the dramatis personae of a particular story. He
makes fun of the local leaders in power, he
comments on the current problems, exposes
social evils and injustices and extemporizes on
the topics that concern the villagers.
He does all sorts of irrelevant acts and provides
comic relief to the spectators. His funny
movement and his bantering dialogues with
sutradhar have become a convention of the rural
drama. As a result the audience eagerly awaits
such diversion.
Writes Balwant Gargi he has the freedom to
connect the past with the present and relate the
drama to contemporary scene. He also acts as a
liaison between the audience and players. He
creates snippets of humor relevant to the
need of the hour. Thus, by his talent he
develops during the performance a sense of
fellow-feeling amongst actors and the
audience.
A vidhushak is dear to the audience not only
because he evokes laughter and relieves them
of the tensions of day to day life which is full
of difficulties and hard work, but they feel he
is one among them, going through the same
experiences of life. He establishes rapport
with the audience crossing all psychological

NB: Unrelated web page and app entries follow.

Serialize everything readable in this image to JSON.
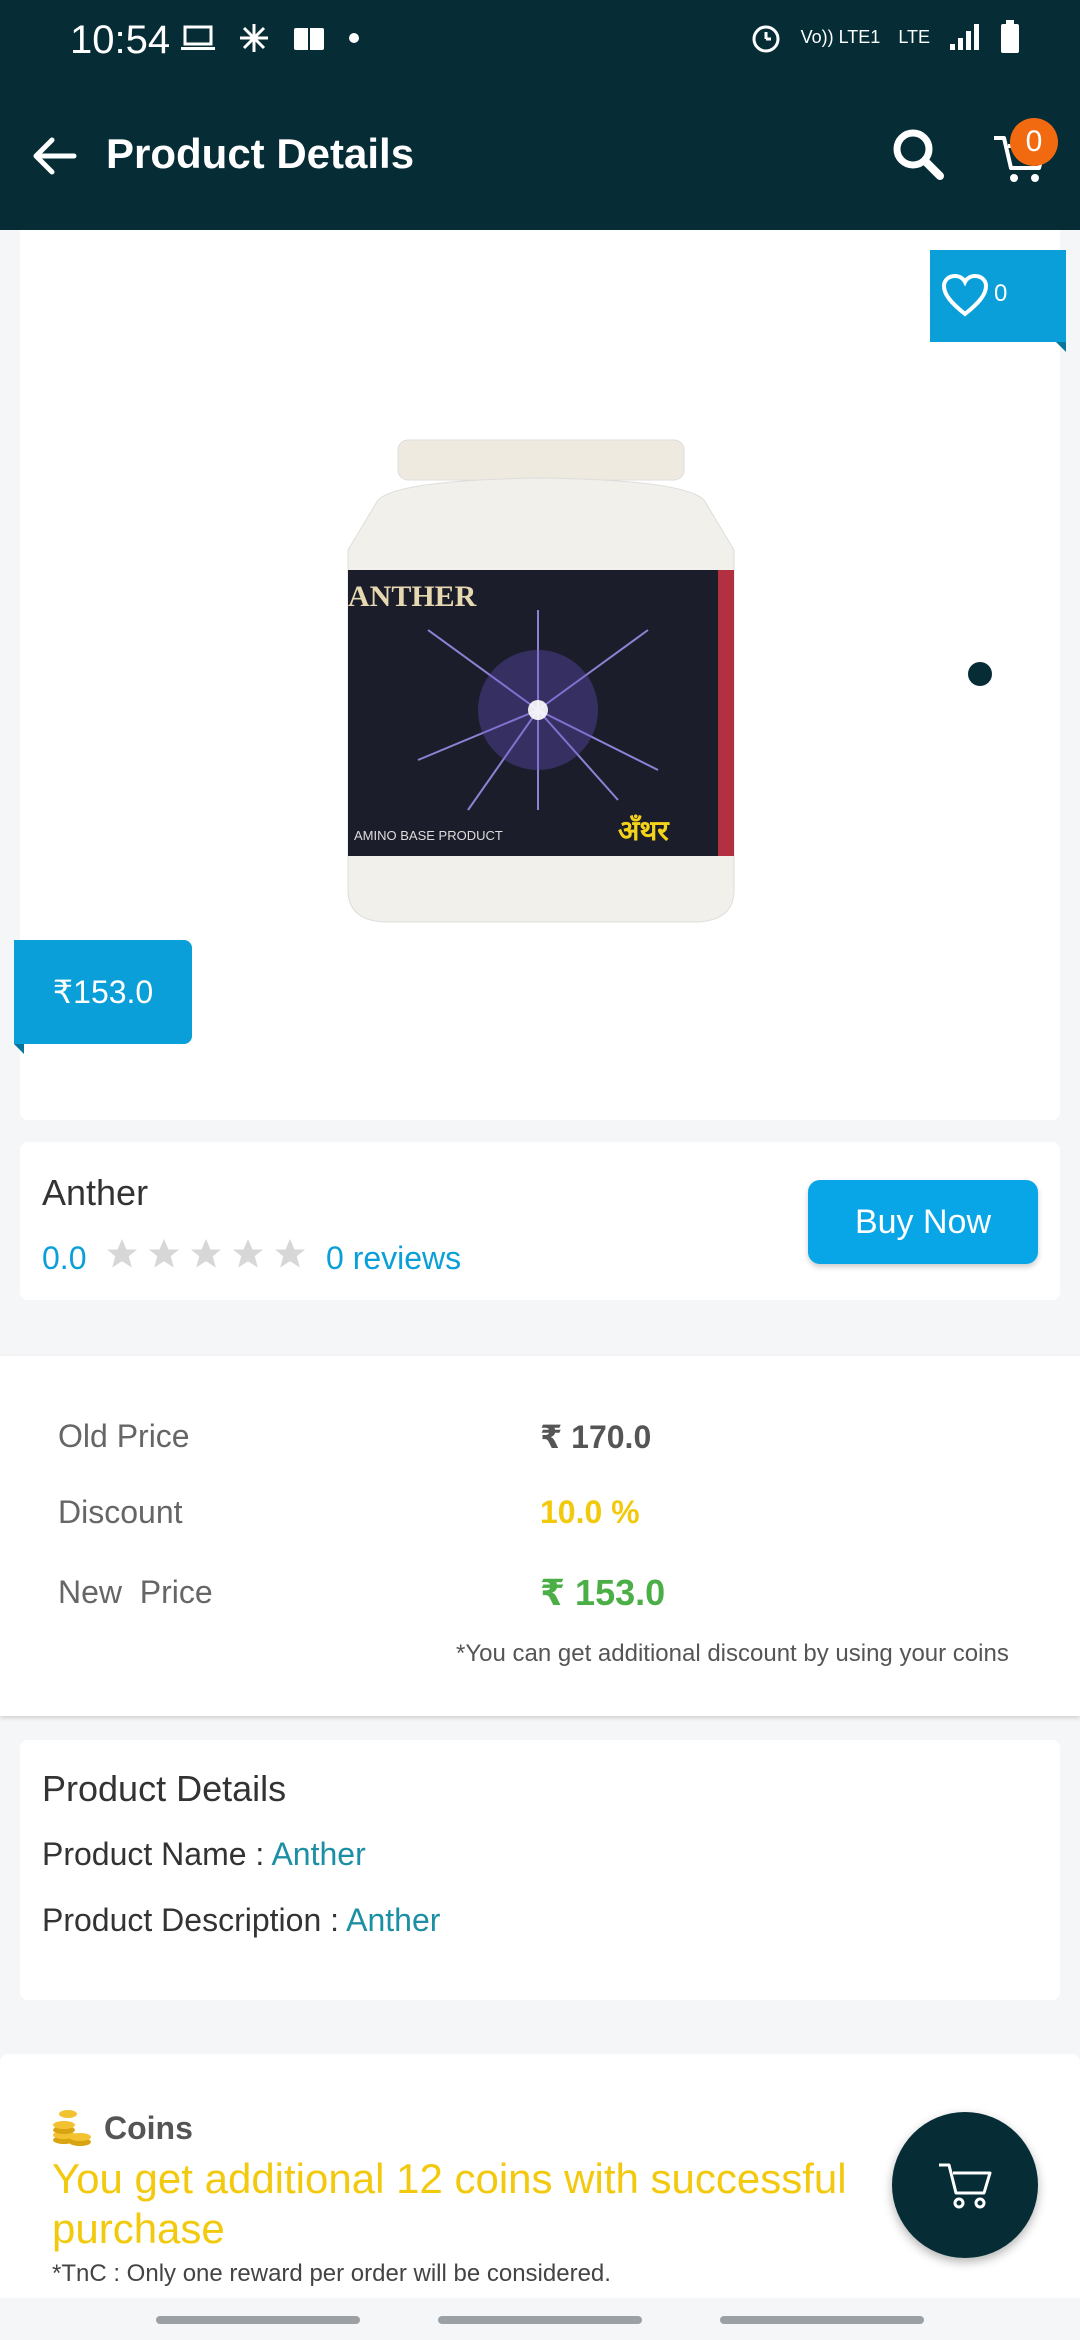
{
  "status_bar": {
    "time": "10:54",
    "network": "Vo)) LTE1",
    "network2": "LTE"
  },
  "app_bar": {
    "title": "Product Details",
    "cart_count": "0"
  },
  "product": {
    "wishlist_count": "0",
    "price_tag": "₹153.0",
    "name": "Anther",
    "rating": "0.0",
    "reviews": "0 reviews",
    "buy_now": "Buy Now",
    "image_label": "ANTHER",
    "image_sub": "AMINO BASE PRODUCT",
    "image_hindi": "अँथर"
  },
  "pricing": {
    "old_price_label": "Old Price",
    "old_price": "₹ 170.0",
    "discount_label": "Discount",
    "discount": "10.0 %",
    "new_price_label": "New  Price",
    "new_price": "₹ 153.0",
    "note": "*You can get additional discount by using your coins"
  },
  "details": {
    "title": "Product Details",
    "name_label": "Product Name : ",
    "name_value": "Anther",
    "desc_label": "Product Description : ",
    "desc_value": "Anther"
  },
  "coins": {
    "title": "Coins",
    "message": "You get additional 12 coins with successful purchase",
    "tnc": "*TnC : Only one reward per order will be considered."
  },
  "colors": {
    "primary": "#062c35",
    "accent": "#0a9fd8",
    "orange": "#f26a10",
    "yellow": "#f3c90e",
    "green": "#4cae46"
  }
}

barriers between him and them. He has
always shown concern about their problems
and never spared the persons in authority
responsible for the same. A vidhushak can
easily mimic a women, a king, a thief, a
wrestler as he narrates the exploits in
between the main story. He appears at any
moment as an all-knowing character, breaking
the serious mood when appropriate with his
funny remarks.